### EXERCISE GOAL:
Would you please give every entry again exactly, without the pictures?

### EXTRACTED MATERIAL:
━━━━━━━━
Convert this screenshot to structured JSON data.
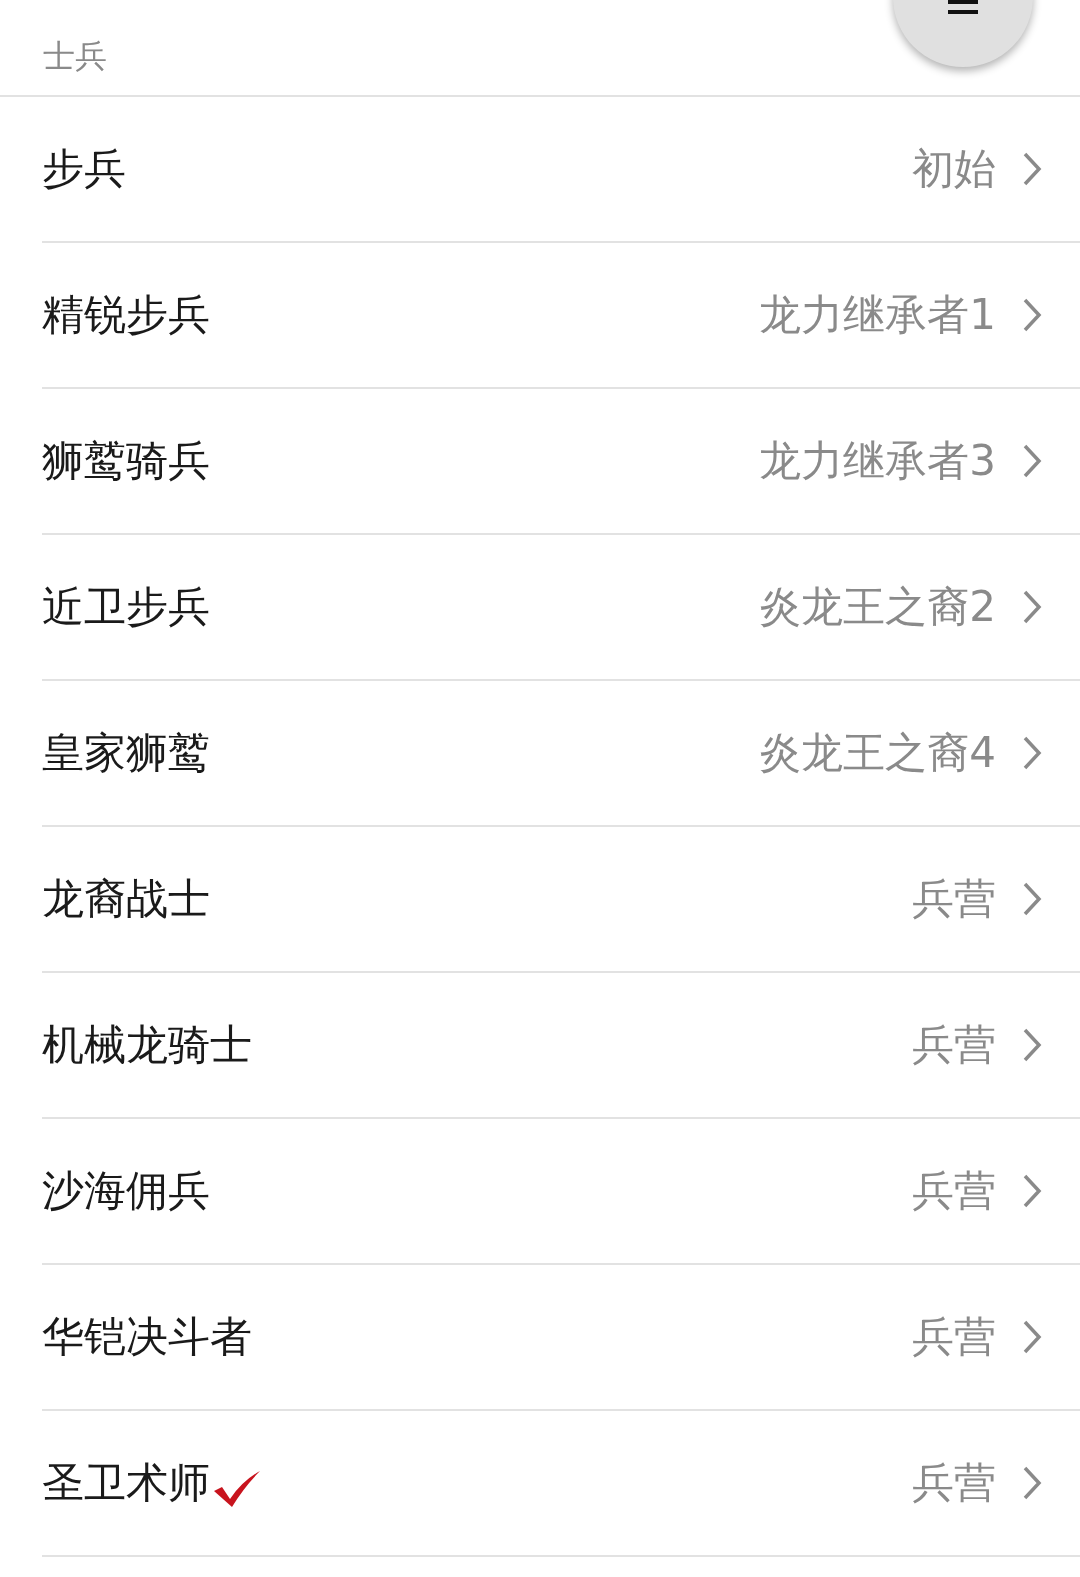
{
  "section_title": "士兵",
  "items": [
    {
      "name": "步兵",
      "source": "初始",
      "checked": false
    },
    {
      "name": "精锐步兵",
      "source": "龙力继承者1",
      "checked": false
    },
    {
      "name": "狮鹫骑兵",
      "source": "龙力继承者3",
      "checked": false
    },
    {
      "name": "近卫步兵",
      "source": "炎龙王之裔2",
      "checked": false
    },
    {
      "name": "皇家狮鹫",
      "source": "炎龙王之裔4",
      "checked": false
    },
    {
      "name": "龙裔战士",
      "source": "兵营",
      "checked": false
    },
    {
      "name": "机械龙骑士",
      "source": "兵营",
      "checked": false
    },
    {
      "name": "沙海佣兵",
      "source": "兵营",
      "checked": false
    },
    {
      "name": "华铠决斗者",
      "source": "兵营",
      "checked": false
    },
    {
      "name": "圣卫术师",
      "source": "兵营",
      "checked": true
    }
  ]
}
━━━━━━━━
### REPLY TO THE TASK:
Convert this screenshot to structured JSON data.
{
  "section_title": "士兵",
  "items": [
    {
      "name": "步兵",
      "source": "初始",
      "checked": false
    },
    {
      "name": "精锐步兵",
      "source": "龙力继承者1",
      "checked": false
    },
    {
      "name": "狮鹫骑兵",
      "source": "龙力继承者3",
      "checked": false
    },
    {
      "name": "近卫步兵",
      "source": "炎龙王之裔2",
      "checked": false
    },
    {
      "name": "皇家狮鹫",
      "source": "炎龙王之裔4",
      "checked": false
    },
    {
      "name": "龙裔战士",
      "source": "兵营",
      "checked": false
    },
    {
      "name": "机械龙骑士",
      "source": "兵营",
      "checked": false
    },
    {
      "name": "沙海佣兵",
      "source": "兵营",
      "checked": false
    },
    {
      "name": "华铠决斗者",
      "source": "兵营",
      "checked": false
    },
    {
      "name": "圣卫术师",
      "source": "兵营",
      "checked": true
    }
  ]
}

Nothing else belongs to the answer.